◆ What the task requires ◆
Please return the data that follows precisely as written, but without the images.

◆ Supplied data ◆

━━━━━━━━

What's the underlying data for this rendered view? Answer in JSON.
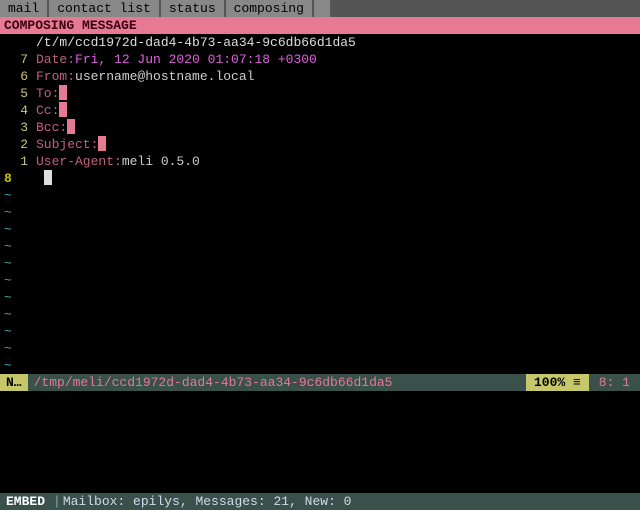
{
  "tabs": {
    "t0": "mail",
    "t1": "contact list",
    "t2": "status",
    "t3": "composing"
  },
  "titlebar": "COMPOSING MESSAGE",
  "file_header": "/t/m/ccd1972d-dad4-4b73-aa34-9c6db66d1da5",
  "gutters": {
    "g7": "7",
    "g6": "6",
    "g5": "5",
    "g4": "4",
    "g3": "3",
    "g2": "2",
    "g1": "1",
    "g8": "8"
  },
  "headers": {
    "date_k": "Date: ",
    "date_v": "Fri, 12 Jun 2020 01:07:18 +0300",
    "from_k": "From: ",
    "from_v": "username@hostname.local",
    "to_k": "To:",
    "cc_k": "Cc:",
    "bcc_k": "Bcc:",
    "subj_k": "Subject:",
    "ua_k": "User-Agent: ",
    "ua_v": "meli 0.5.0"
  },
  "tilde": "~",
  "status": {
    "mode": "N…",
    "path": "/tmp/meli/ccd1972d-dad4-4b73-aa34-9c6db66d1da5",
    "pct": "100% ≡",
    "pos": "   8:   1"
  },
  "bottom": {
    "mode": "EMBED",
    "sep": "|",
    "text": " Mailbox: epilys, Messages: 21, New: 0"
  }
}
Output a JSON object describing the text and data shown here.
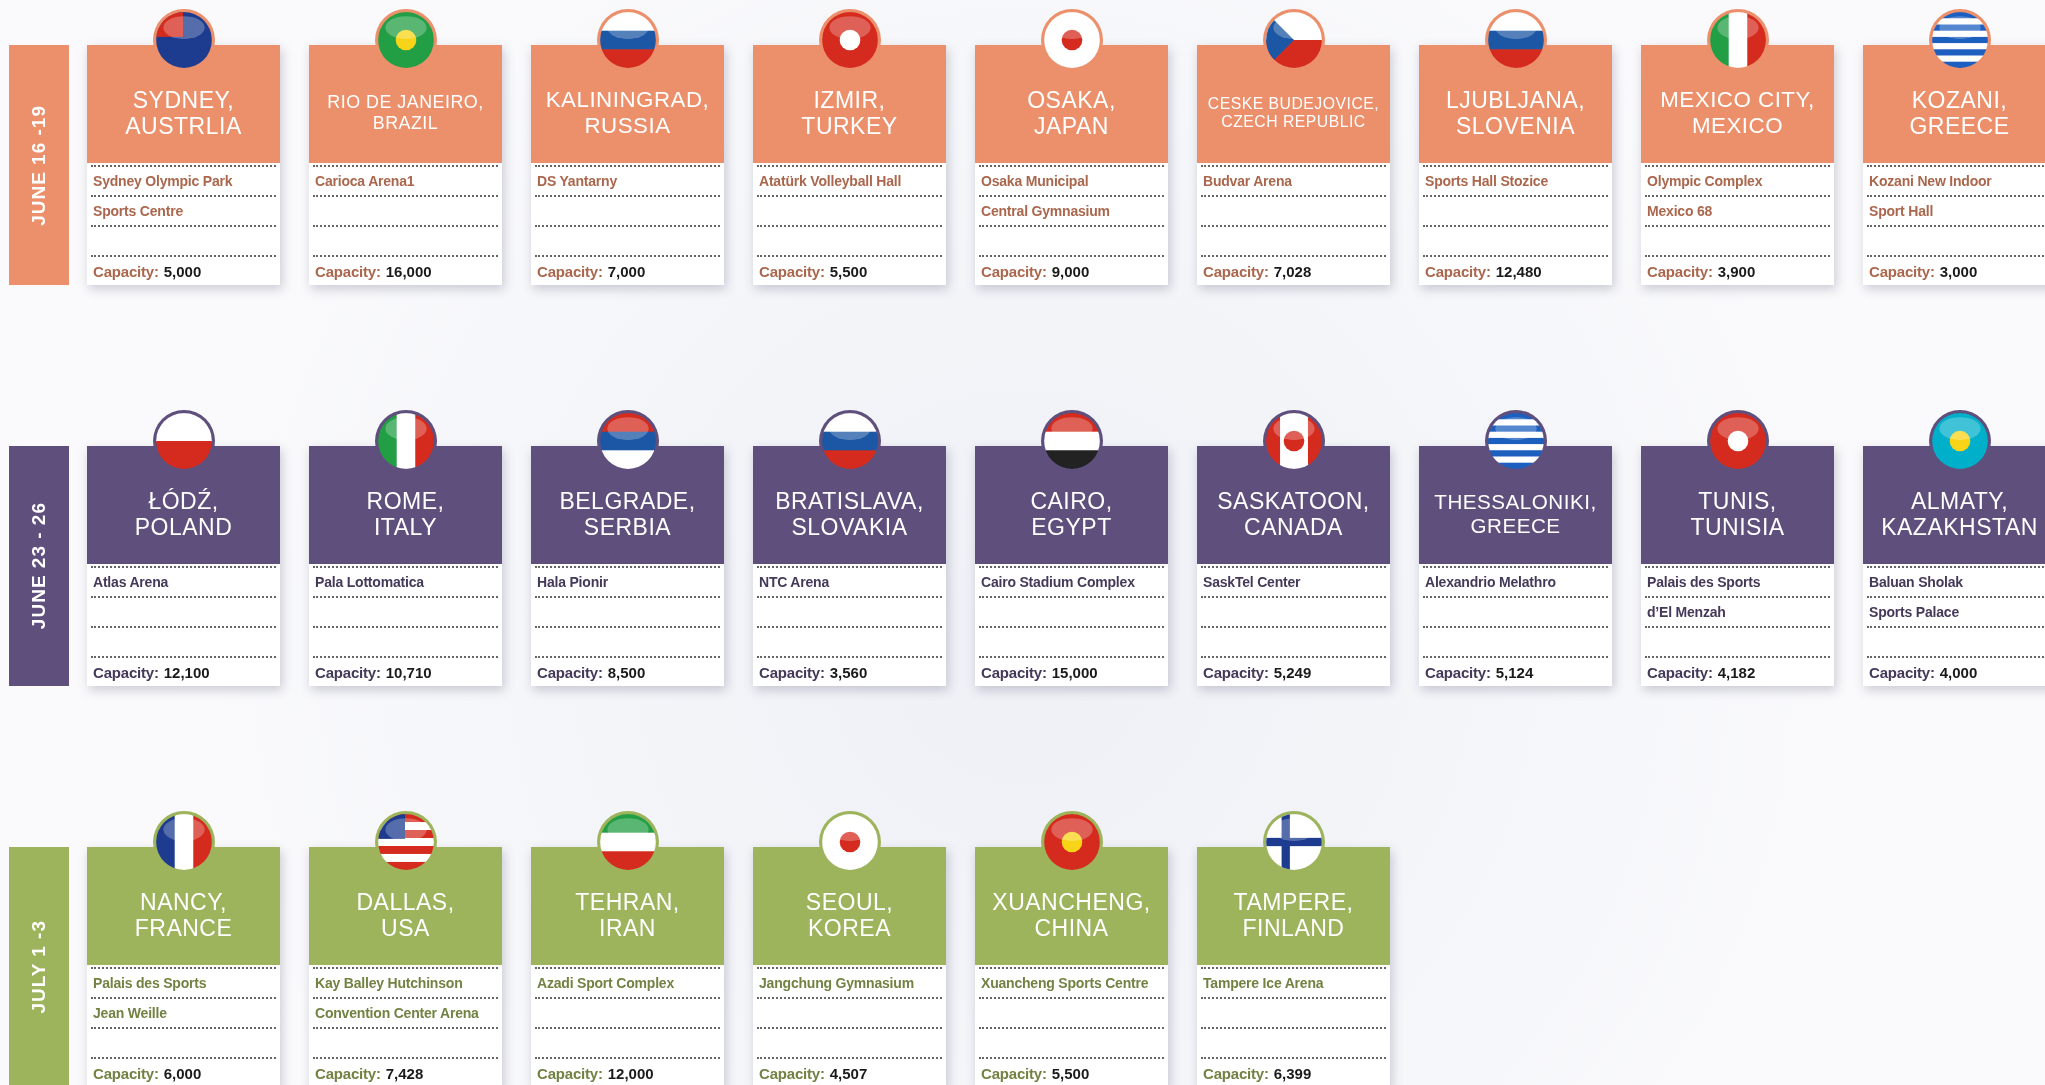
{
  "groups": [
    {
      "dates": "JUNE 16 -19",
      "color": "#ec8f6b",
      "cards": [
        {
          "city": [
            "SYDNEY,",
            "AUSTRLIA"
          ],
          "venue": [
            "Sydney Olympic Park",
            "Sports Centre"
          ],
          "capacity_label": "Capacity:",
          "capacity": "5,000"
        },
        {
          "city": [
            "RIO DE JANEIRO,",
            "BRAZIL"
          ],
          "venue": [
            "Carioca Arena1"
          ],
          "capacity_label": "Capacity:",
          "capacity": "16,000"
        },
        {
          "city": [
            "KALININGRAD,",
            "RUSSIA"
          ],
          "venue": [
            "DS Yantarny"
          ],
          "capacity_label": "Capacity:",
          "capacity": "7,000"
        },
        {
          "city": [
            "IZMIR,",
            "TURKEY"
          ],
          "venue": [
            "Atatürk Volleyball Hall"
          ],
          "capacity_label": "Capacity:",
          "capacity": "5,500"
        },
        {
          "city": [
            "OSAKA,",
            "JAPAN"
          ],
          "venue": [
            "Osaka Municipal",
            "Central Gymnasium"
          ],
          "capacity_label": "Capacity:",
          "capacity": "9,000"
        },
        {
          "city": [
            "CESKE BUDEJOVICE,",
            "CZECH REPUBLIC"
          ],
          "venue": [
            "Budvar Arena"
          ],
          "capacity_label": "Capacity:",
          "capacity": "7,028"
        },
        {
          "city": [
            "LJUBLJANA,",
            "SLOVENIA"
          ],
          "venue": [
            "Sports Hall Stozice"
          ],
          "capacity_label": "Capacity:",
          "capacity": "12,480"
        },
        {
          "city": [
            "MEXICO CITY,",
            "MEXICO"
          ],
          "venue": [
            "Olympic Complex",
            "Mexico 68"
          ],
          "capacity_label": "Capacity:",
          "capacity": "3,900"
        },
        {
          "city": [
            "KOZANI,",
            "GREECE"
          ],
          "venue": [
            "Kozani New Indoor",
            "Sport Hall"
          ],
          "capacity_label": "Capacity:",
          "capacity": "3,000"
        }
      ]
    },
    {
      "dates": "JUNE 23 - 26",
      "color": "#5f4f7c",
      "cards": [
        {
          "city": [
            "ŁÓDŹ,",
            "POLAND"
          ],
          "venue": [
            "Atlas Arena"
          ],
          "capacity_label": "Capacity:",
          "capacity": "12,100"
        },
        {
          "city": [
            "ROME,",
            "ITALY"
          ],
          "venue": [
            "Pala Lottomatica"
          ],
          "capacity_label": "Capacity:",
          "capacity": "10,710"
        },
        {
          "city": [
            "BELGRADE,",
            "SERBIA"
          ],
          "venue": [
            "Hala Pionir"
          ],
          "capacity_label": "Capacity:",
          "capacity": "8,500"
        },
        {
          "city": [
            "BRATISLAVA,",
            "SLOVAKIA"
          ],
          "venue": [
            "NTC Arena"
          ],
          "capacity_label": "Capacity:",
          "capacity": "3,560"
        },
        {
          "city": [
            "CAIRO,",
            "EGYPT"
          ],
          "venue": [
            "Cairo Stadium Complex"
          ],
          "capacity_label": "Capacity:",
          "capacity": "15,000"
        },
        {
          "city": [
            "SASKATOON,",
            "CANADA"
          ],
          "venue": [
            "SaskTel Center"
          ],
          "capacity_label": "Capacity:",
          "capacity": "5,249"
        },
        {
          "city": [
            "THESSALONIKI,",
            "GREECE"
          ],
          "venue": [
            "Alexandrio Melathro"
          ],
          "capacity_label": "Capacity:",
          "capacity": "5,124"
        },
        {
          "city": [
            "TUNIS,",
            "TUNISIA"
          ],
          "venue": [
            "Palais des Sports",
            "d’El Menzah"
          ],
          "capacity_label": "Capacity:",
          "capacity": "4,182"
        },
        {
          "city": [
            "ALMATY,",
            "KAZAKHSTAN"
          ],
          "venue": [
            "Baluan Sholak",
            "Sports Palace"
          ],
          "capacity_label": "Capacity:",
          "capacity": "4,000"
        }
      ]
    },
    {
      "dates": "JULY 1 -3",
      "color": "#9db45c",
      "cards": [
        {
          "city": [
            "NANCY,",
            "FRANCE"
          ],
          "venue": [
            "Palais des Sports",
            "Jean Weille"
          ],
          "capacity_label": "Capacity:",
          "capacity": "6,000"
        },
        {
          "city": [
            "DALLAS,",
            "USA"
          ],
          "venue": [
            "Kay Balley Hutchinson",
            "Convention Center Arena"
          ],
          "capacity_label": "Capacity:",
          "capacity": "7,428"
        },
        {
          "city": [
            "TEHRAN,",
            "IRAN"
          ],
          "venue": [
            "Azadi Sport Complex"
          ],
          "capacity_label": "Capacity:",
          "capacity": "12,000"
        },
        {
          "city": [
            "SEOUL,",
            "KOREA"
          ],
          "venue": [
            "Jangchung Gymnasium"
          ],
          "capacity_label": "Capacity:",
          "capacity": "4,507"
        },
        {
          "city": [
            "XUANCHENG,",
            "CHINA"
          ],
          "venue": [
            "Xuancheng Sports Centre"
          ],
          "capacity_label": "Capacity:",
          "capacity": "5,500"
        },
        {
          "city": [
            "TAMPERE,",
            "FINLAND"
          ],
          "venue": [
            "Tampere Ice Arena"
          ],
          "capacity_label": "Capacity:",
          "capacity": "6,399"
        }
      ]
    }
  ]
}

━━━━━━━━

◆ Output below ◆
What's the underlying data for this rendered view? Answer in JSON.
{
  "tabs": {
    "t0": "mail",
    "t1": "contact list",
    "t2": "status",
    "t3": "composing"
  },
  "titlebar": "COMPOSING MESSAGE",
  "file_header": "/t/m/ccd1972d-dad4-4b73-aa34-9c6db66d1da5",
  "gutters": {
    "g7": "7",
    "g6": "6",
    "g5": "5",
    "g4": "4",
    "g3": "3",
    "g2": "2",
    "g1": "1",
    "g8": "8"
  },
  "headers": {
    "date_k": "Date: ",
    "date_v": "Fri, 12 Jun 2020 01:07:18 +0300",
    "from_k": "From: ",
    "from_v": "username@hostname.local",
    "to_k": "To:",
    "cc_k": "Cc:",
    "bcc_k": "Bcc:",
    "subj_k": "Subject:",
    "ua_k": "User-Agent: ",
    "ua_v": "meli 0.5.0"
  },
  "tilde": "~",
  "status": {
    "mode": "N…",
    "path": "/tmp/meli/ccd1972d-dad4-4b73-aa34-9c6db66d1da5",
    "pct": "100% ≡",
    "pos": "   8:   1"
  },
  "bottom": {
    "mode": "EMBED",
    "sep": "|",
    "text": " Mailbox: epilys, Messages: 21, New: 0"
  }
}
Output a JSON object describing the text and data shown here.
{
  "groups": [
    {
      "dates": "JUNE 16 -19",
      "color": "#ec8f6b",
      "cards": [
        {
          "city": [
            "SYDNEY,",
            "AUSTRLIA"
          ],
          "venue": [
            "Sydney Olympic Park",
            "Sports Centre"
          ],
          "capacity_label": "Capacity:",
          "capacity": "5,000"
        },
        {
          "city": [
            "RIO DE JANEIRO,",
            "BRAZIL"
          ],
          "venue": [
            "Carioca Arena1"
          ],
          "capacity_label": "Capacity:",
          "capacity": "16,000"
        },
        {
          "city": [
            "KALININGRAD,",
            "RUSSIA"
          ],
          "venue": [
            "DS Yantarny"
          ],
          "capacity_label": "Capacity:",
          "capacity": "7,000"
        },
        {
          "city": [
            "IZMIR,",
            "TURKEY"
          ],
          "venue": [
            "Atatürk Volleyball Hall"
          ],
          "capacity_label": "Capacity:",
          "capacity": "5,500"
        },
        {
          "city": [
            "OSAKA,",
            "JAPAN"
          ],
          "venue": [
            "Osaka Municipal",
            "Central Gymnasium"
          ],
          "capacity_label": "Capacity:",
          "capacity": "9,000"
        },
        {
          "city": [
            "CESKE BUDEJOVICE,",
            "CZECH REPUBLIC"
          ],
          "venue": [
            "Budvar Arena"
          ],
          "capacity_label": "Capacity:",
          "capacity": "7,028"
        },
        {
          "city": [
            "LJUBLJANA,",
            "SLOVENIA"
          ],
          "venue": [
            "Sports Hall Stozice"
          ],
          "capacity_label": "Capacity:",
          "capacity": "12,480"
        },
        {
          "city": [
            "MEXICO CITY,",
            "MEXICO"
          ],
          "venue": [
            "Olympic Complex",
            "Mexico 68"
          ],
          "capacity_label": "Capacity:",
          "capacity": "3,900"
        },
        {
          "city": [
            "KOZANI,",
            "GREECE"
          ],
          "venue": [
            "Kozani New Indoor",
            "Sport Hall"
          ],
          "capacity_label": "Capacity:",
          "capacity": "3,000"
        }
      ]
    },
    {
      "dates": "JUNE 23 - 26",
      "color": "#5f4f7c",
      "cards": [
        {
          "city": [
            "ŁÓDŹ,",
            "POLAND"
          ],
          "venue": [
            "Atlas Arena"
          ],
          "capacity_label": "Capacity:",
          "capacity": "12,100"
        },
        {
          "city": [
            "ROME,",
            "ITALY"
          ],
          "venue": [
            "Pala Lottomatica"
          ],
          "capacity_label": "Capacity:",
          "capacity": "10,710"
        },
        {
          "city": [
            "BELGRADE,",
            "SERBIA"
          ],
          "venue": [
            "Hala Pionir"
          ],
          "capacity_label": "Capacity:",
          "capacity": "8,500"
        },
        {
          "city": [
            "BRATISLAVA,",
            "SLOVAKIA"
          ],
          "venue": [
            "NTC Arena"
          ],
          "capacity_label": "Capacity:",
          "capacity": "3,560"
        },
        {
          "city": [
            "CAIRO,",
            "EGYPT"
          ],
          "venue": [
            "Cairo Stadium Complex"
          ],
          "capacity_label": "Capacity:",
          "capacity": "15,000"
        },
        {
          "city": [
            "SASKATOON,",
            "CANADA"
          ],
          "venue": [
            "SaskTel Center"
          ],
          "capacity_label": "Capacity:",
          "capacity": "5,249"
        },
        {
          "city": [
            "THESSALONIKI,",
            "GREECE"
          ],
          "venue": [
            "Alexandrio Melathro"
          ],
          "capacity_label": "Capacity:",
          "capacity": "5,124"
        },
        {
          "city": [
            "TUNIS,",
            "TUNISIA"
          ],
          "venue": [
            "Palais des Sports",
            "d’El Menzah"
          ],
          "capacity_label": "Capacity:",
          "capacity": "4,182"
        },
        {
          "city": [
            "ALMATY,",
            "KAZAKHSTAN"
          ],
          "venue": [
            "Baluan Sholak",
            "Sports Palace"
          ],
          "capacity_label": "Capacity:",
          "capacity": "4,000"
        }
      ]
    },
    {
      "dates": "JULY 1 -3",
      "color": "#9db45c",
      "cards": [
        {
          "city": [
            "NANCY,",
            "FRANCE"
          ],
          "venue": [
            "Palais des Sports",
            "Jean Weille"
          ],
          "capacity_label": "Capacity:",
          "capacity": "6,000"
        },
        {
          "city": [
            "DALLAS,",
            "USA"
          ],
          "venue": [
            "Kay Balley Hutchinson",
            "Convention Center Arena"
          ],
          "capacity_label": "Capacity:",
          "capacity": "7,428"
        },
        {
          "city": [
            "TEHRAN,",
            "IRAN"
          ],
          "venue": [
            "Azadi Sport Complex"
          ],
          "capacity_label": "Capacity:",
          "capacity": "12,000"
        },
        {
          "city": [
            "SEOUL,",
            "KOREA"
          ],
          "venue": [
            "Jangchung Gymnasium"
          ],
          "capacity_label": "Capacity:",
          "capacity": "4,507"
        },
        {
          "city": [
            "XUANCHENG,",
            "CHINA"
          ],
          "venue": [
            "Xuancheng Sports Centre"
          ],
          "capacity_label": "Capacity:",
          "capacity": "5,500"
        },
        {
          "city": [
            "TAMPERE,",
            "FINLAND"
          ],
          "venue": [
            "Tampere Ice Arena"
          ],
          "capacity_label": "Capacity:",
          "capacity": "6,399"
        }
      ]
    }
  ]
}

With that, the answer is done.